_Your instructions_
Retype the data exactly. Spelling and punctuation stay as they are.

_Data for this exercise_
···

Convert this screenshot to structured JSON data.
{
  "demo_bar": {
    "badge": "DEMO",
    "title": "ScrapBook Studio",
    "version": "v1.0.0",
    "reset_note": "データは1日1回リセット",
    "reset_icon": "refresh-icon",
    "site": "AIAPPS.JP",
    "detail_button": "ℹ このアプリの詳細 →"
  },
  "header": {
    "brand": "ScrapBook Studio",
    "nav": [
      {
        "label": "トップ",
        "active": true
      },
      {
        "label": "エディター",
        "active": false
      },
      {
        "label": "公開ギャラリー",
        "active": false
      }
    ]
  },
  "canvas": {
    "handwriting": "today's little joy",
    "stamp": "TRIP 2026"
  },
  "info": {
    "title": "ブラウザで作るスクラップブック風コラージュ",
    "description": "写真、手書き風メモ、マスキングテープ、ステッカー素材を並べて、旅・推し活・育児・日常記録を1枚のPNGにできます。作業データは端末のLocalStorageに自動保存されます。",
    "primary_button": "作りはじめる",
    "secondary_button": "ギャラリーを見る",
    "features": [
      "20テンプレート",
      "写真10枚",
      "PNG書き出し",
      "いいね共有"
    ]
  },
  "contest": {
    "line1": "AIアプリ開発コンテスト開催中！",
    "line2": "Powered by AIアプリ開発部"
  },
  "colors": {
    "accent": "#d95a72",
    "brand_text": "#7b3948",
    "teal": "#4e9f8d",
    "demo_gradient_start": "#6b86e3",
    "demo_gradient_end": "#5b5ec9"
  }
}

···

_Your solution_
Convert this screenshot to structured JSON data.
{
  "demo_bar": {
    "badge": "DEMO",
    "title": "ScrapBook Studio",
    "version": "v1.0.0",
    "reset_note": "データは1日1回リセット",
    "reset_icon": "refresh-icon",
    "site": "AIAPPS.JP",
    "detail_button": "ℹ このアプリの詳細 →"
  },
  "header": {
    "brand": "ScrapBook Studio",
    "nav": [
      {
        "label": "トップ",
        "active": true
      },
      {
        "label": "エディター",
        "active": false
      },
      {
        "label": "公開ギャラリー",
        "active": false
      }
    ]
  },
  "canvas": {
    "handwriting": "today's little joy",
    "stamp": "TRIP 2026"
  },
  "info": {
    "title": "ブラウザで作るスクラップブック風コラージュ",
    "description": "写真、手書き風メモ、マスキングテープ、ステッカー素材を並べて、旅・推し活・育児・日常記録を1枚のPNGにできます。作業データは端末のLocalStorageに自動保存されます。",
    "primary_button": "作りはじめる",
    "secondary_button": "ギャラリーを見る",
    "features": [
      "20テンプレート",
      "写真10枚",
      "PNG書き出し",
      "いいね共有"
    ]
  },
  "contest": {
    "line1": "AIアプリ開発コンテスト開催中！",
    "line2": "Powered by AIアプリ開発部"
  },
  "colors": {
    "accent": "#d95a72",
    "brand_text": "#7b3948",
    "teal": "#4e9f8d",
    "demo_gradient_start": "#6b86e3",
    "demo_gradient_end": "#5b5ec9"
  }
}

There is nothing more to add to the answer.